Data about app and page elements
★ ★ ★ ★
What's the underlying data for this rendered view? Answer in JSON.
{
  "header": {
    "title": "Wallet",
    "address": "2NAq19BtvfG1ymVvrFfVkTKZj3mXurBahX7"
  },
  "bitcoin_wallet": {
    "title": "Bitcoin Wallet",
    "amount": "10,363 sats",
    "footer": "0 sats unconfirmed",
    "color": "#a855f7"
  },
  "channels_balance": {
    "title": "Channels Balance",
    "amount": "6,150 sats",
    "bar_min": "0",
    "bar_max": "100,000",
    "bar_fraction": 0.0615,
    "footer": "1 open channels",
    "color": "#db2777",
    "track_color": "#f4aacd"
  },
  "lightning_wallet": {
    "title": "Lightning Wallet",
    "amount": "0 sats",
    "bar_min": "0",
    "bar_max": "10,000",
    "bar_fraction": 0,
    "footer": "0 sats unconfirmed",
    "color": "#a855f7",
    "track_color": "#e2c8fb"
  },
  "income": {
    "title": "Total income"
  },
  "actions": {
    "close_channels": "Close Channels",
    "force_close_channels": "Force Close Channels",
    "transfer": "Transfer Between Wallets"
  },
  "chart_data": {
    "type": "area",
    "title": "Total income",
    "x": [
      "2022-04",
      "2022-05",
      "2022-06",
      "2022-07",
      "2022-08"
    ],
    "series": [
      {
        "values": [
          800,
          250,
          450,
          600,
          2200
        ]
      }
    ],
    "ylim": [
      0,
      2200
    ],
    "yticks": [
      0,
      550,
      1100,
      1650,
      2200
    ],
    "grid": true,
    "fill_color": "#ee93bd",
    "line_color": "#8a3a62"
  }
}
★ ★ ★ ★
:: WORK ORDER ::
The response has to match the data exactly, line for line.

:: EXERCISE RESULT ::
What's the underlying data for this rendered view? Answer in JSON.
{
  "header": {
    "title": "Wallet",
    "address": "2NAq19BtvfG1ymVvrFfVkTKZj3mXurBahX7"
  },
  "bitcoin_wallet": {
    "title": "Bitcoin Wallet",
    "amount": "10,363 sats",
    "footer": "0 sats unconfirmed",
    "color": "#a855f7"
  },
  "channels_balance": {
    "title": "Channels Balance",
    "amount": "6,150 sats",
    "bar_min": "0",
    "bar_max": "100,000",
    "bar_fraction": 0.0615,
    "footer": "1 open channels",
    "color": "#db2777",
    "track_color": "#f4aacd"
  },
  "lightning_wallet": {
    "title": "Lightning Wallet",
    "amount": "0 sats",
    "bar_min": "0",
    "bar_max": "10,000",
    "bar_fraction": 0,
    "footer": "0 sats unconfirmed",
    "color": "#a855f7",
    "track_color": "#e2c8fb"
  },
  "income": {
    "title": "Total income"
  },
  "actions": {
    "close_channels": "Close Channels",
    "force_close_channels": "Force Close Channels",
    "transfer": "Transfer Between Wallets"
  },
  "chart_data": {
    "type": "area",
    "title": "Total income",
    "x": [
      "2022-04",
      "2022-05",
      "2022-06",
      "2022-07",
      "2022-08"
    ],
    "series": [
      {
        "values": [
          800,
          250,
          450,
          600,
          2200
        ]
      }
    ],
    "ylim": [
      0,
      2200
    ],
    "yticks": [
      0,
      550,
      1100,
      1650,
      2200
    ],
    "grid": true,
    "fill_color": "#ee93bd",
    "line_color": "#8a3a62"
  }
}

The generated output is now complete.